Hill Times December 14, 2020

The original intent of First Nations reserves was noted by Lt.-Gen. Sir Francis Bond Head in a report to Upper Canada in 1836: places for Indians to go die in peace away from the horrified eyes of the settlers, because obviously Indians “should still continue to wither, droop, and vanish before us like grass in the progress of the forest in flames.” 

For the next 120 years through to the 1950s, the approach in Canada was to use the Indian reserve to keep diseases out of the settler population. When smallpox was rampant, governments were known to forcefully keep First Nations infected with smallpox on the reserve and unable to access health care. But it protected the settler. When tuberculosis was rampant, the sentiment was that the less civilized were less worthy and more likely to get TB anyhow, so what’s a settler government to do but let it burn through the Indigenous population?

And one might think that is just a horrible thing to say.

Except Manitoba Premier Brian Pallister just said that again. When he heard that the federal government allocated COVID-19 vaccines for First Nations in his province, his words were “this hurts Manitobans, to put it mildly … this is unfair.” How dare anybody put First Nations first, as they aren’t real Manitobans? How dare anybody put First Nations at the head of the line, even as First Nations in Manitoba passed a 20 per cent COVID-19 positivity rate in testing?

Indigenous peoples face a much higher risk of most diseases, and much higher risks for COVID-19. One of the largest factors contributing to this inequity today, is the historic racism which denied health care outright or denied health-care funded equitably to non-Indigenous Canadians.
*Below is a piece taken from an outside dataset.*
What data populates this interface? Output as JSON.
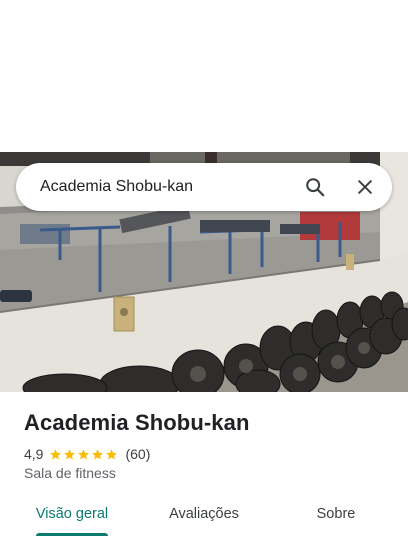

There are four takeaways at this moment in Canada’s supposed era of reconciliation. Racism is alive and kicking and it continues to blatantly get in the way of doing health care well. Two, First Nations in Manitoba were angry, but seemed to react as if this type of hatred isn’t new to them. Three, there was very little negative response from Canadian leaders to Pallister. Four, now we understand why Indigenous health never gets the funding it needs—there are people in this country who truly don’t support it.

The silence from public health experts, politicians, and Canadian leaders has been deafening. Systemic racism is buttressed by the repetitive incidents of racism against Indigenous peoples, plus the lack of response by others with influence. This was the time to speak up when Pallister made a comment that put First Nations at risk yet again. This was the time to speak up. Because silence is support.

Pallister needs to make a public apology.

But this goes beyond one man. Manitoba’s chief public health officer needs to rebuild trust and relationships with First Nations. We need to ensure that a political leader in this country never feels the freedom to speak such racist words against Indigenous peoples again.

The Public Health Agency and Indigenous Services Canada together need to take a stand against this racist comment, or will not be able to build trust and refute the fake news that Canada is testing vaccines on Indigenous peoples. That trust from Indigenous peoples is fragile, and you have to earn it. This is how you earn it—by challenging racism against Indigenous peoples.

We are a country of haves and have-nots. The newest measure is the degree to which settler governments provide for and protect Indigenous citizens, and Manitoba and Quebec are competing for the have-not prize.

Indigenous peoples are resolute against this racism. It would be nice if Canada was, too.